▶ _TASK DETAILS_
Search the listing below, and show each line that includes the word "earnings".

▶ _DATA_
++++++++++++++++++++
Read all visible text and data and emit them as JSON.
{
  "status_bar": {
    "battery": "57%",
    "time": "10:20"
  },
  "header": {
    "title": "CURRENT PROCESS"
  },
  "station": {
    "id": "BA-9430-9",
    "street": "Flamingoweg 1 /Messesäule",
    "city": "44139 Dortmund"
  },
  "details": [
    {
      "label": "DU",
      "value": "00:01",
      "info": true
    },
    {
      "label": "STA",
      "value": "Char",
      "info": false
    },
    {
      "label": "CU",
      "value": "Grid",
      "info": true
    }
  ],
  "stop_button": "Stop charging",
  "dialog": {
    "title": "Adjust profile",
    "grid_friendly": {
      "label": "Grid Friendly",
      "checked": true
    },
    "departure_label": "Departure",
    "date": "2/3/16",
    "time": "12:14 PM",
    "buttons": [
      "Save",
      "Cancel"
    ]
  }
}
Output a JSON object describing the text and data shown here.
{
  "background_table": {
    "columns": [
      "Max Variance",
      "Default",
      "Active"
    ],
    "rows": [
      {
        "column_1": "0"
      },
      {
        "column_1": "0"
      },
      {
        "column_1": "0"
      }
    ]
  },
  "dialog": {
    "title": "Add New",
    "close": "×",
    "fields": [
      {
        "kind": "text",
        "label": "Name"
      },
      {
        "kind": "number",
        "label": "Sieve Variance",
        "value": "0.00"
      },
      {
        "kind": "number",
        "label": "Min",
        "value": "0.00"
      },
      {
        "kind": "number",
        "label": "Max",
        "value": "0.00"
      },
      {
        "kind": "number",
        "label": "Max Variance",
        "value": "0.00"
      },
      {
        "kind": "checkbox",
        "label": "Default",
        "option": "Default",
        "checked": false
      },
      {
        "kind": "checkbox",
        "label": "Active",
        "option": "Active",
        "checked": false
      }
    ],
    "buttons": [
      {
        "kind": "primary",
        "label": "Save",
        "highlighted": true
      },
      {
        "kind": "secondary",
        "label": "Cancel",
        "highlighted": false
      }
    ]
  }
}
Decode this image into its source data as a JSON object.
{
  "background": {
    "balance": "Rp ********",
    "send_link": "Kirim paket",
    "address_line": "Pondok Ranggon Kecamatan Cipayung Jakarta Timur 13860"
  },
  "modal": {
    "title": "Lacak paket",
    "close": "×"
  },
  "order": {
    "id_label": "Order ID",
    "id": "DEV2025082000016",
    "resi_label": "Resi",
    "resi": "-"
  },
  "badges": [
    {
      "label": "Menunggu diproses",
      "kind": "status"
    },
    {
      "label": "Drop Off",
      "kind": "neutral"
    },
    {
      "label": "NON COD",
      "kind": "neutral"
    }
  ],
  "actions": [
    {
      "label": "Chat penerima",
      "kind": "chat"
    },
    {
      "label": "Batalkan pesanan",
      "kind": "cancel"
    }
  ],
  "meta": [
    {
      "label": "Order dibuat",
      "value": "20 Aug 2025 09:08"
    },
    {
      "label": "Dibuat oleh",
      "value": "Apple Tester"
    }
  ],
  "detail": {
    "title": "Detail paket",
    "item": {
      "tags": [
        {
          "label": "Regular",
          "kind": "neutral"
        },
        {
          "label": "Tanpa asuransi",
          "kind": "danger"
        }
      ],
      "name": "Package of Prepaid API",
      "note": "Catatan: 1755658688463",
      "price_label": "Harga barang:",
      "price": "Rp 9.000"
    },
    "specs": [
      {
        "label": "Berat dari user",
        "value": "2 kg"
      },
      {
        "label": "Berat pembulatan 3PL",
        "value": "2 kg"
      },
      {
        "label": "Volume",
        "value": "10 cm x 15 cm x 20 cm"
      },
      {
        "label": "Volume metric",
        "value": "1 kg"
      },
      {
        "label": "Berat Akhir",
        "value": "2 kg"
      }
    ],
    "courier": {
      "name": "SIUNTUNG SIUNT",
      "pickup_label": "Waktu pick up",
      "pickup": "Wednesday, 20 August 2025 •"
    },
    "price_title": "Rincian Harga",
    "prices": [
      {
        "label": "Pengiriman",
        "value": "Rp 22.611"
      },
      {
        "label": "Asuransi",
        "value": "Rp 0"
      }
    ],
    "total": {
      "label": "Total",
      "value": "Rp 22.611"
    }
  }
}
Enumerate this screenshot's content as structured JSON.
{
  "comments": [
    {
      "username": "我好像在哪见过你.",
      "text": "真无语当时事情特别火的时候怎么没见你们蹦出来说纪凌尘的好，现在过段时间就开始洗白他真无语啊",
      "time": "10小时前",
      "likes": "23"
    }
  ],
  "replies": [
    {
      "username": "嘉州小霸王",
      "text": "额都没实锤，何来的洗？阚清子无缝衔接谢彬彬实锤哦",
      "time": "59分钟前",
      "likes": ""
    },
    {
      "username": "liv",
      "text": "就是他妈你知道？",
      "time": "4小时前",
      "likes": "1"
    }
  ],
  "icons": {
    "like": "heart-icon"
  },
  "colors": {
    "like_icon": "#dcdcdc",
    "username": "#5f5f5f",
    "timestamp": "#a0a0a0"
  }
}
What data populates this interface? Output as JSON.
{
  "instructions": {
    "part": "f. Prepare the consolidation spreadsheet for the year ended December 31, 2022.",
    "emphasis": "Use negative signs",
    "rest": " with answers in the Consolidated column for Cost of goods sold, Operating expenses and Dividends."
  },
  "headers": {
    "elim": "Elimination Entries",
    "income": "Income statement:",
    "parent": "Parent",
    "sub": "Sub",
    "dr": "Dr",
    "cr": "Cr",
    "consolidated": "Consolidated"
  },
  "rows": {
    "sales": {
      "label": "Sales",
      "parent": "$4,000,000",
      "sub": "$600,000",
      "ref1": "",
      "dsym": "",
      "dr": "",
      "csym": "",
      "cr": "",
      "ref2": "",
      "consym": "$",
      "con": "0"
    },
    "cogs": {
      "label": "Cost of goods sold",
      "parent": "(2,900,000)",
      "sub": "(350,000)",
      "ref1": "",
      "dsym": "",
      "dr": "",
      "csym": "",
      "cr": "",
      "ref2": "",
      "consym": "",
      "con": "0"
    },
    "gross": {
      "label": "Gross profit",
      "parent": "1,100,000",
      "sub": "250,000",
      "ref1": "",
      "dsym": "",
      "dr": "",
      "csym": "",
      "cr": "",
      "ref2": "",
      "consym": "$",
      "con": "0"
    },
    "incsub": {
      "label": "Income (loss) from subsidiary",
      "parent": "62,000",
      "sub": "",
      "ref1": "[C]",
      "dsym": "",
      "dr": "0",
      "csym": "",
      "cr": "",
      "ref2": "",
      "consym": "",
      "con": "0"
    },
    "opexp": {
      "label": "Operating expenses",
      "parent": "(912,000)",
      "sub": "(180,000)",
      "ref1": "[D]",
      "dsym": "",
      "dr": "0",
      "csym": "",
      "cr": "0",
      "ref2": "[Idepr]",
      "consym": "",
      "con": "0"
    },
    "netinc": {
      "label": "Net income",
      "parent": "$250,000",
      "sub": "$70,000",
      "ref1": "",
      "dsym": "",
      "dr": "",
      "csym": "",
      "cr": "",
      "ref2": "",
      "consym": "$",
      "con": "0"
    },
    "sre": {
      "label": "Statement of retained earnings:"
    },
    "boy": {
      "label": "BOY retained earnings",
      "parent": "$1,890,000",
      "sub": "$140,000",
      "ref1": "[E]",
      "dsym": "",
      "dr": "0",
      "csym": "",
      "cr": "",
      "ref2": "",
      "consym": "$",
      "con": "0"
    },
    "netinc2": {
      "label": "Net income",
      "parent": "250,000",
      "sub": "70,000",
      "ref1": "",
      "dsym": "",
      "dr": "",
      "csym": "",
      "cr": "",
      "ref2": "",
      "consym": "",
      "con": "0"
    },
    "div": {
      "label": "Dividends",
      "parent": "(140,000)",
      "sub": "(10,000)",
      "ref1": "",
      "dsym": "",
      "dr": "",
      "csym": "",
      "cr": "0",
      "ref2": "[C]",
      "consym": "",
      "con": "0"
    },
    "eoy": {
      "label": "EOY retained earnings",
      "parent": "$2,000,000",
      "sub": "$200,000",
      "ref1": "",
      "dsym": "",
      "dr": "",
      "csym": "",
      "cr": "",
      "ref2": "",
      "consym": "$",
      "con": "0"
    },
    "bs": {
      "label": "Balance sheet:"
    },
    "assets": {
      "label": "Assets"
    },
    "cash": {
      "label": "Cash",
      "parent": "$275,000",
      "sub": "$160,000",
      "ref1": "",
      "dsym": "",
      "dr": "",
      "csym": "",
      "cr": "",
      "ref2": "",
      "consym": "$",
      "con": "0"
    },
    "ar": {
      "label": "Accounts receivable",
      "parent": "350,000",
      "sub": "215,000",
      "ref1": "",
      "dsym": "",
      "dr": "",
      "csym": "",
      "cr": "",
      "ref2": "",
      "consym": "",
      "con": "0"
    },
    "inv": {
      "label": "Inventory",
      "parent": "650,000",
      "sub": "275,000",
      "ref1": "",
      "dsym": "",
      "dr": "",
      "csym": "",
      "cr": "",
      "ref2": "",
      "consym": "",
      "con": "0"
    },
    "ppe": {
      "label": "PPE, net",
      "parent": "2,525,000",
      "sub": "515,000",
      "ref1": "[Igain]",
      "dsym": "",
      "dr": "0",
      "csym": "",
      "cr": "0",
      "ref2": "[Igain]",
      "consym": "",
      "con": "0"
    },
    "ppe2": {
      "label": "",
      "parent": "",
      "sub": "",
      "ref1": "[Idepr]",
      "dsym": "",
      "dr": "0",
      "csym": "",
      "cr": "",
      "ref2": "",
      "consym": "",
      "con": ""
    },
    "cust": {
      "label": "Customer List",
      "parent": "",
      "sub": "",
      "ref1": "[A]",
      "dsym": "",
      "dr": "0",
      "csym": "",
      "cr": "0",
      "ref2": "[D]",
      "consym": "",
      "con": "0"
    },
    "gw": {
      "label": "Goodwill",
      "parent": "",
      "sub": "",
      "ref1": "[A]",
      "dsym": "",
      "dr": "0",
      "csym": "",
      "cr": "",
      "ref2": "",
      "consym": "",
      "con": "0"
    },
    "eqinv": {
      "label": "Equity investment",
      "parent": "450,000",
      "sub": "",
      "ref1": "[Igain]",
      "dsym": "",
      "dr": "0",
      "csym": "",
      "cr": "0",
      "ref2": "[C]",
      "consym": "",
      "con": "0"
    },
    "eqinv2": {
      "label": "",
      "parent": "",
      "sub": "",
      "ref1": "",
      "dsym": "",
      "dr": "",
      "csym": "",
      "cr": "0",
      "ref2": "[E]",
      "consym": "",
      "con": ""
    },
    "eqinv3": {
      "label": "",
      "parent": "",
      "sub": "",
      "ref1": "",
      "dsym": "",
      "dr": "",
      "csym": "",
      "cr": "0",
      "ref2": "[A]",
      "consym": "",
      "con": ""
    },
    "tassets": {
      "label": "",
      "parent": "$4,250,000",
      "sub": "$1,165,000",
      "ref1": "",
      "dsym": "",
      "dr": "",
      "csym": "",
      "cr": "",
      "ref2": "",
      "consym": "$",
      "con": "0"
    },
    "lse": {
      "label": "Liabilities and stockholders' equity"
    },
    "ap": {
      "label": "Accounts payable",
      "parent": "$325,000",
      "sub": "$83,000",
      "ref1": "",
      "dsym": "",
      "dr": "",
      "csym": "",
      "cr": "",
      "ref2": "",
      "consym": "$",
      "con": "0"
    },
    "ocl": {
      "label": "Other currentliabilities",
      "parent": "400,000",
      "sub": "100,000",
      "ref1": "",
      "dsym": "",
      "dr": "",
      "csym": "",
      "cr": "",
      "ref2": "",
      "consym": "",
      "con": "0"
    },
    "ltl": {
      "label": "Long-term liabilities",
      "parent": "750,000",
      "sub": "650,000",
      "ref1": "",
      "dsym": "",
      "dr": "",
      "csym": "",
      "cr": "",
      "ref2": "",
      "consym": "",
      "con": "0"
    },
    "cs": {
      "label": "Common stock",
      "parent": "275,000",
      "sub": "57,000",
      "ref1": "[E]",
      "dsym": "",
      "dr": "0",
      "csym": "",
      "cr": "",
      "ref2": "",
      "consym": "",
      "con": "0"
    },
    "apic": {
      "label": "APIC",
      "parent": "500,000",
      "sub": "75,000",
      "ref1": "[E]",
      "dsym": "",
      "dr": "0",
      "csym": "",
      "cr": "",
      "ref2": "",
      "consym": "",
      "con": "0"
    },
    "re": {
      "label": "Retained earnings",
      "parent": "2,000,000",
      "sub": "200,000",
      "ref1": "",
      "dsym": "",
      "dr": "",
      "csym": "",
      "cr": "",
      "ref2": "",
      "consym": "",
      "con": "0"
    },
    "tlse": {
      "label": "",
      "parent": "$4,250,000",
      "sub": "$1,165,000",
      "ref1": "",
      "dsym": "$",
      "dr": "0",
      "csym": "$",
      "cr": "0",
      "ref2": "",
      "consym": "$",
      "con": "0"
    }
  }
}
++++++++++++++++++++
▶ _ANSWER BOX_
      "label": "Statement of retained earnings:"
      "label": "BOY retained earnings",
      "label": "EOY retained earnings",
      "label": "Retained earnings",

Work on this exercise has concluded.